Friction in Cloud Services Contracting

If I can sign up for your cloud service without human interaction, why do you make me contact your billing department to cancel or downgrade my subscription? 

This question came to mind after an experience I had this week dealing with a well-known SaaS provider this week. The provider, who will remain unnamed, is well-known in the market for "collaboration."

Although this provider serves many large companies, it is also a good choice for small work groups, which is how my consulting firm is using this service. There is a free trial version, which will convert to a paid subscription for a nominal per-user fee. As such, without interacting with a human being, you can sign up for a handful of users for an entry level service.

The experience this week started when our annual billing notice came in and I realized that we were paying for a level of service that was much greater than what we need.  So, I looked at the provider's website to see how to downgrade our level of service.

The instructions I found read, in effect, "Contact our billing department."

Now, to the provider's credit, the billing department handled my request in a fairly efficient matter, although of course they wanted to know why I wanted to downgrade, had they done anything wrong, did I realize all the benefits I was receiving, etc., etc. I believe I needed to respond to two, perhaps three, emails in order to accomplish the downgrade.

So the question remains: Why require this extra step?  If I can sign up via self-service, why can't I downgrade or cancel via self-service?


Matthew King said...

Two reasons comes to my mind.

Either they want to discourage customers from downgrading by playing upon the human aversion to confrontation or feeling bad about unwinding a relationship. Sort of like breaking it off with a faithful girlfriend after you have found someone else. It's harder to do that in person than via an sms message..

And or it saves them the cost of building additional workflow into their online application.
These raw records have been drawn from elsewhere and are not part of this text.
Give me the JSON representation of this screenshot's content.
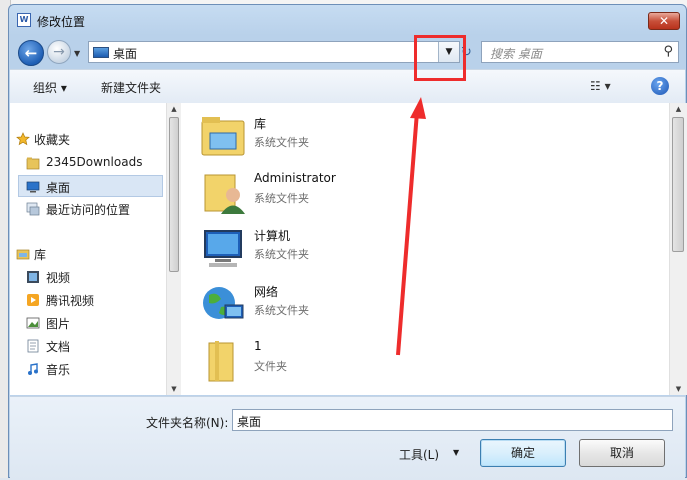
{
  "window": {
    "title": "修改位置",
    "close_glyph": "✕"
  },
  "nav": {
    "back_glyph": "←",
    "forward_glyph": "→",
    "address": "桌面",
    "search_placeholder": "搜索 桌面"
  },
  "toolbar": {
    "organize": "组织 ▾",
    "new_folder": "新建文件夹"
  },
  "sidebar": {
    "favorites": "收藏夹",
    "items": [
      "2345Downloads",
      "桌面",
      "最近访问的位置"
    ],
    "libraries": "库",
    "lib_items": [
      "视频",
      "腾讯视频",
      "图片",
      "文档",
      "音乐"
    ]
  },
  "files": [
    {
      "name": "库",
      "type": "系统文件夹"
    },
    {
      "name": "Administrator",
      "type": "系统文件夹"
    },
    {
      "name": "计算机",
      "type": "系统文件夹"
    },
    {
      "name": "网络",
      "type": "系统文件夹"
    },
    {
      "name": "1",
      "type": "文件夹"
    }
  ],
  "footer": {
    "folder_name_label": "文件夹名称(N):",
    "folder_name_value": "桌面",
    "tools": "工具(L)",
    "ok": "确定",
    "cancel": "取消"
  },
  "colors": {
    "highlight": "#ee2c2c",
    "accent": "#1f5fb5"
  }
}
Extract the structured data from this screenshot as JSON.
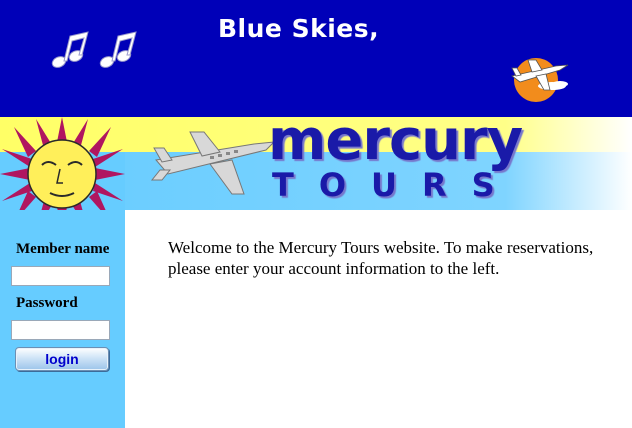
{
  "banner": {
    "title": "Blue Skies,",
    "background": "#0000b8",
    "icons": [
      "music-notes-icon",
      "airplane-sun-logo-icon"
    ]
  },
  "brand": {
    "name": "mercury",
    "tagline": "TOURS",
    "color": "#1a1aa8",
    "icons": [
      "sun-icon",
      "airplane-icon"
    ]
  },
  "login": {
    "member_label": "Member name",
    "member_value": "",
    "password_label": "Password",
    "password_value": "",
    "button_label": "login",
    "panel_color": "#66ccff"
  },
  "main": {
    "welcome_text": "Welcome to the Mercury Tours website. To make reservations, please enter your account information to the left."
  }
}
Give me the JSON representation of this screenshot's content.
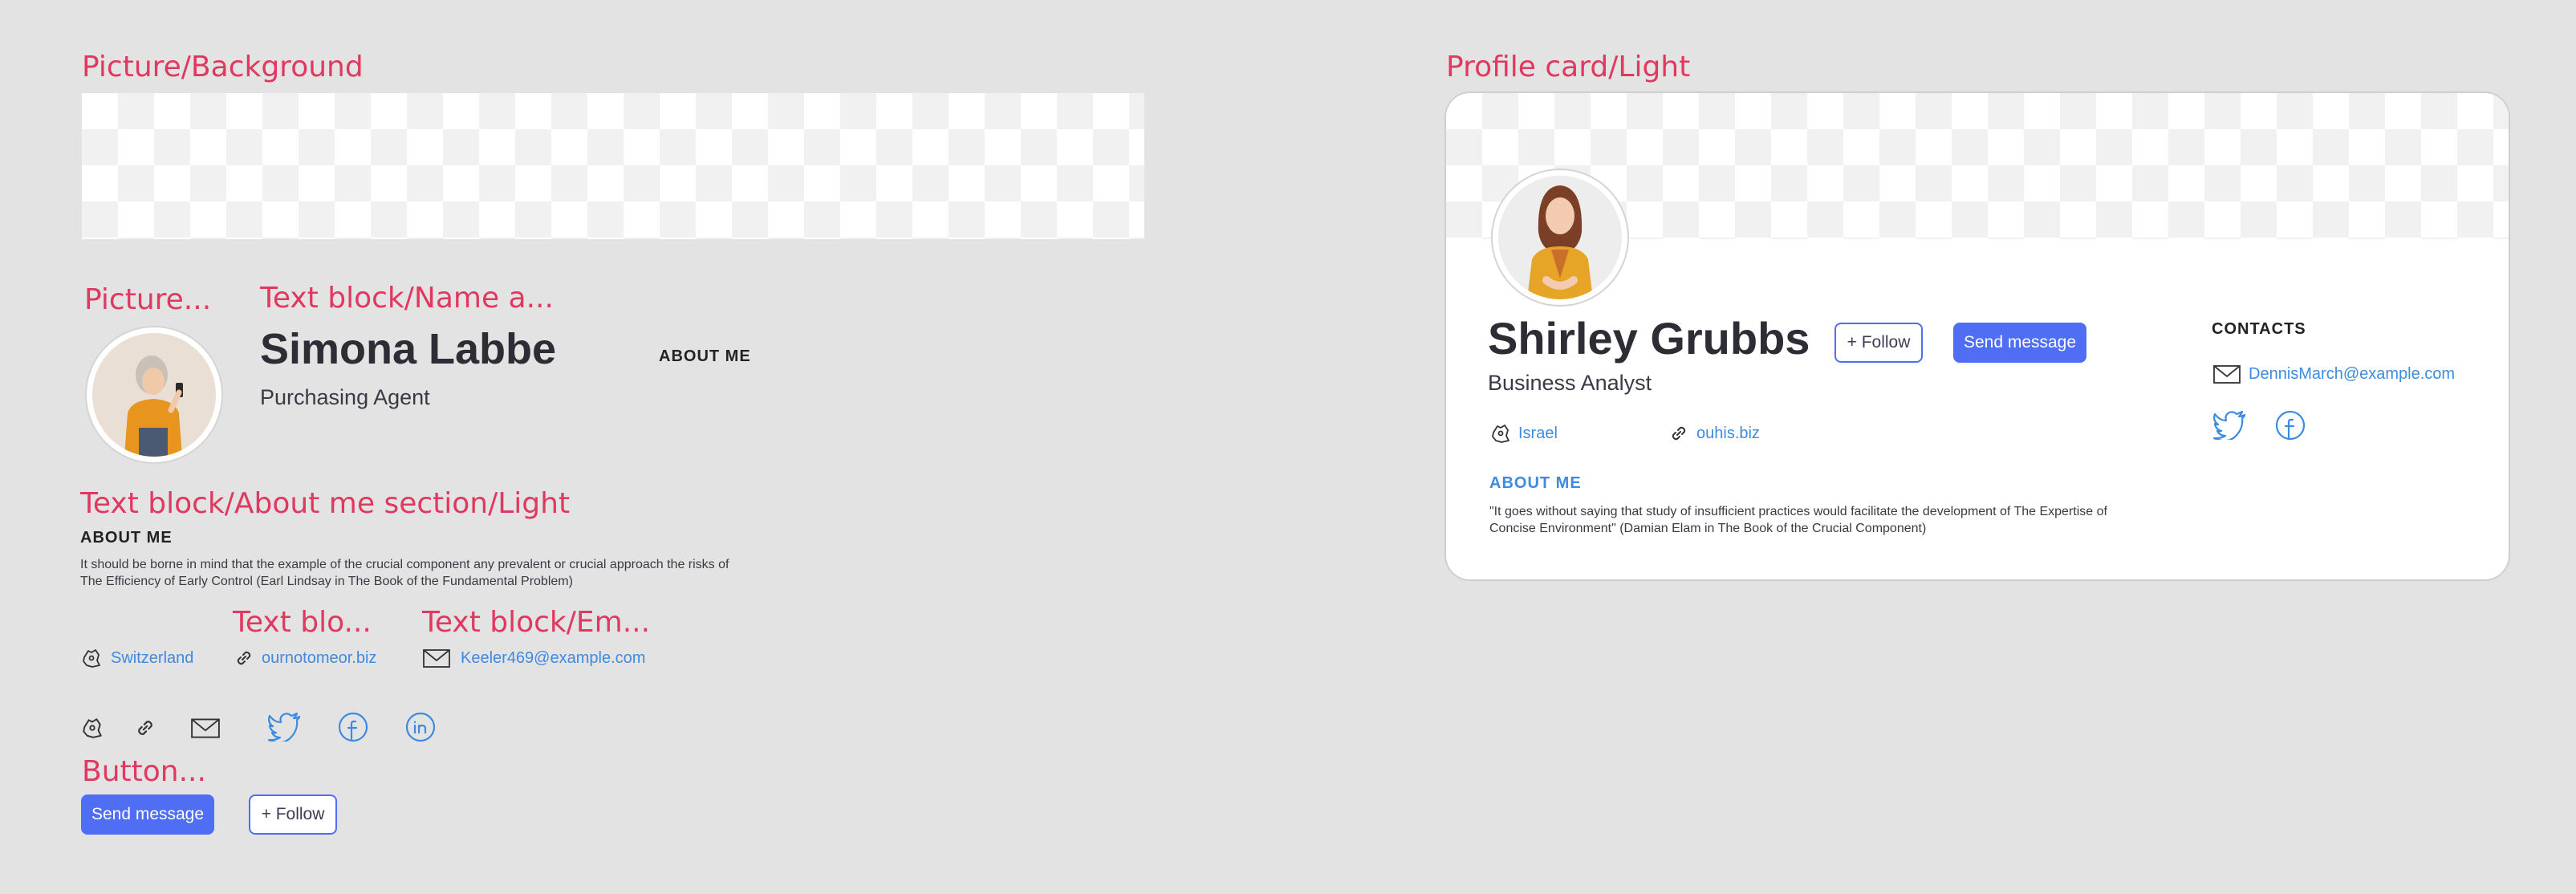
{
  "labels": {
    "picture_background": "Picture/Background",
    "picture": "Picture...",
    "name_block": "Text block/Name a...",
    "about_section": "Text block/About me section/Light",
    "text_blo": "Text blo...",
    "text_em": "Text block/Em...",
    "button": "Button...",
    "profile_card": "Profile card/Light"
  },
  "left": {
    "name": "Simona Labbe",
    "role": "Purchasing Agent",
    "about_me_top": "ABOUT ME",
    "about_heading": "ABOUT ME",
    "about_text": "It should be borne in mind that the example of the crucial component any prevalent or crucial approach the risks of The Efficiency of Early Control (Earl Lindsay in The Book of the Fundamental Problem)",
    "location": "Switzerland",
    "website": "ournotomeor.biz",
    "email": "Keeler469@example.com",
    "send_message": "Send message",
    "follow": "+ Follow"
  },
  "card": {
    "name": "Shirley Grubbs",
    "role": "Business Analyst",
    "follow": "+ Follow",
    "send_message": "Send message",
    "contacts_heading": "CONTACTS",
    "email": "DennisMarch@example.com",
    "location": "Israel",
    "website": "ouhis.biz",
    "about_heading": "ABOUT ME",
    "about_text": "\"It goes without saying that study of insufficient practices would facilitate the development of The Expertise of Concise Environment\" (Damian Elam in The Book of the Crucial Component)"
  },
  "colors": {
    "accent": "#4f6ef3",
    "link": "#3d8be0",
    "label": "#e0385f",
    "background": "#e3e3e3"
  },
  "icons": [
    "location-icon",
    "link-icon",
    "mail-icon",
    "twitter-icon",
    "facebook-icon",
    "linkedin-icon",
    "plus-icon"
  ]
}
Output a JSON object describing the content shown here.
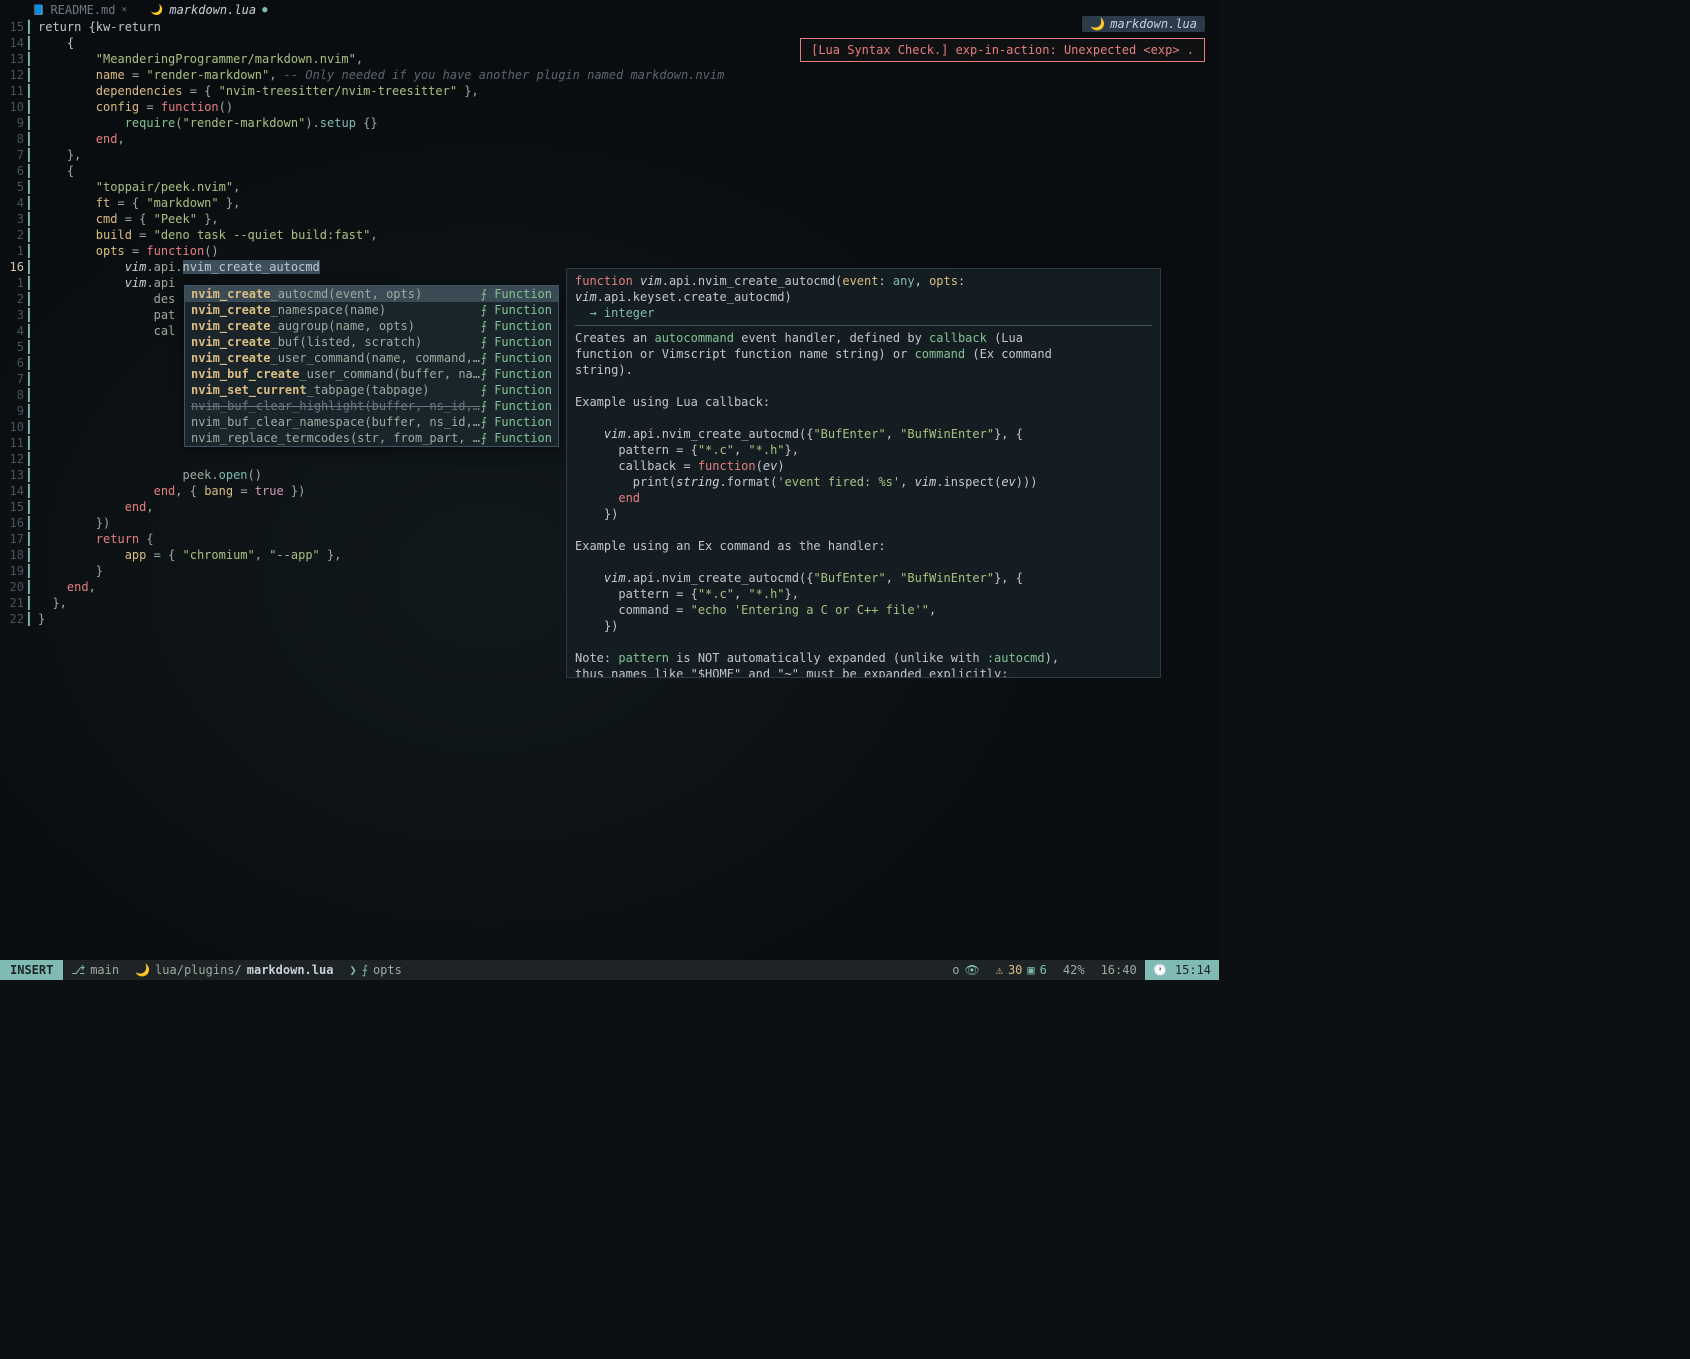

Frank Scavo said...

As Bernard Golden ( just commented on Twitter, it's like the Hotel California (i.e. you can check out but you can never leave)